- • W1-1: History of vaccines
• W1-2: The legacy of smallpox eradication: Immunization, strategies to control, eliminate or eradicate vaccine-preventable diseases
• W1-3 : Poliovirus : the next successful eradication story ?
• W1-4 : Epidemiology of infectious diseases: prerequisite for decision-making in vaccine development
• W1-5 : Mathematical modeling of infectious diseases transmission
• W1-6 : What a vaccinologist should know about the basic of immunology
• W1-7 : Past, present and future of adjuvants in vaccination
• W1-8 : Measurement of immune responses
- • W2-1 : Immunological memory: the challenge of conferring long-term protection /
• W2-2 : Vaccinomics: the future of vaccinology?
• W2-3 : Maternal immunization
• W2-4 : Hurdles to vaccination in early life: revisiting immunological immaturity in human newborns
• W2-5 : Mucosal immunity: advantages and limitations in developing mucosal vaccines
• W2-6 : Antigen discovery: from genomics to proteomics
• W2-7 : Novel strategies for delivering vaccines
• W2-8 : Vaccine Platforms overview
- • W3-1 : Summary of clinical steps for vaccine development
• W3-2 : Decision process in vaccine development
• W3-3 : GMP production: which prerequisites and how to proceed.
• W3-4 : Finding correlates of protection or the « Holy Grail » to avoiding large phase III clinical trials
• W3-5 : Update on human challenge model for evaluation of vaccine efficacy
- • W4-1 : Success of glycoconjugate vaccines
• W4-2 : Rotavirus vaccines: success and drawbacks.
• W4-3 : HPV: a vaccine against virus-induced cancer

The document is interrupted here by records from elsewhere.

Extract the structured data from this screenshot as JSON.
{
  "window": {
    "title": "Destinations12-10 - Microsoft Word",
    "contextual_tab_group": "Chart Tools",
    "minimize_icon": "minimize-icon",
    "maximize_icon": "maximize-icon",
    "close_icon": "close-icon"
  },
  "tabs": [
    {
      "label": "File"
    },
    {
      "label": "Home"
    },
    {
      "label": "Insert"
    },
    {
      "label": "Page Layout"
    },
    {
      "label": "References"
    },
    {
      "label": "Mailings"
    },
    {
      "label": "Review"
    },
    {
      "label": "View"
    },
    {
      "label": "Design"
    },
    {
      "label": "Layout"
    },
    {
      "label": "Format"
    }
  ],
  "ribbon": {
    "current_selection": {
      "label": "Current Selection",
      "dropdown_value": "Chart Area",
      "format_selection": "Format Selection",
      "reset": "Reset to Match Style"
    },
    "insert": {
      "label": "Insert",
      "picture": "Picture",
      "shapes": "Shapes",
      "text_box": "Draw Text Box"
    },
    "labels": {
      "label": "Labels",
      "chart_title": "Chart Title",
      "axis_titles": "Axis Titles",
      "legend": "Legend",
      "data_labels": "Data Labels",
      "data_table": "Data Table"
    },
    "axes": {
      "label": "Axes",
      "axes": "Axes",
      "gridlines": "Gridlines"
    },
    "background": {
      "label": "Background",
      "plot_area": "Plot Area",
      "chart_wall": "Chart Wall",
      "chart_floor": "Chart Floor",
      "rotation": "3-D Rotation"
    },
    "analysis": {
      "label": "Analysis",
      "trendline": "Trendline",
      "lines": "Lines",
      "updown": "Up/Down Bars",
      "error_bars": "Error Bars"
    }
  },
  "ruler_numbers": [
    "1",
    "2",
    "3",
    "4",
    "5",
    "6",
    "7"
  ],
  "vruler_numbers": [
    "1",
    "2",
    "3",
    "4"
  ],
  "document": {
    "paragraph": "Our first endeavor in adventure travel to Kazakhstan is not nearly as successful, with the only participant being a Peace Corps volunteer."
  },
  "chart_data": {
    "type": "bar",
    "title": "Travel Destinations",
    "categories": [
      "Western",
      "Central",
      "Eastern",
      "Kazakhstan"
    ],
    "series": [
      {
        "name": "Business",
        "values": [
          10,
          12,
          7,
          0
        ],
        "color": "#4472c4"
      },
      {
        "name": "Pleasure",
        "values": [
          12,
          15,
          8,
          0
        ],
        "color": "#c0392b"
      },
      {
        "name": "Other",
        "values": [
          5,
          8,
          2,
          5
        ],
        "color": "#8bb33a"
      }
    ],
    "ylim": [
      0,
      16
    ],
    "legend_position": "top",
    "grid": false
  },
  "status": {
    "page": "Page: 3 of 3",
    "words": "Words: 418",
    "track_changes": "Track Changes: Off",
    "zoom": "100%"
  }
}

• W4-4 : Influenza vaccines : challenge of making a new vaccine each year
• W4-5 : Tuberculosis: BCG , new vaccines and biomarkers for vaccine trials
• W4-6 : COVID vaccine
- • W5-1 : Introduction and discussion on opportunities and challenges to control respiratory diseases
• W5-2 : Towards the development of a respiratory syncytial virus (RSV) vaccine
• W5-3 : Malaria epidemiology, pathophysiology, immune responses, and vaccine development.
• W5-4 : Dengue epidemiology, pathophysiology, immune responses, and vaccine development
• W5-5 : The burden of diarrheal diseases and prospects for vaccine impact
• W5-6 : Challenges to HIV vaccines.
- • W6-1 : Innovation in future vaccines
• W6-2 : Vaccines for the elderly
• W6-3 : Vaccines for public health emergencies?
• W6-4 : Globalization of vaccine production
• W6-5 : New public/philanthropic private partnerships for effective global health vaccines development: pandemic preparedness & response case study
• W6-6 : Vaccine hesitancy
Other course runs
- From Dec. 5, 2016 to Sept. 4, 2019
- From May 4, 2020 to July 1, 2020
License for the course content
You are free to:
- Share — copy and redistribute the material in any medium or format
Under the following terms:
- Attribution — You must give appropriate credit, provide a link to the license, and indicate if changes were made. You may do so in any reasonable manner, but not in any way that suggests the licensor endorses you or your use.
- NonCommercial — You may not use the material for commercial purposes.
- NoDerivatives — If you remix, transform, or build upon the material, you may not distribute the modified material.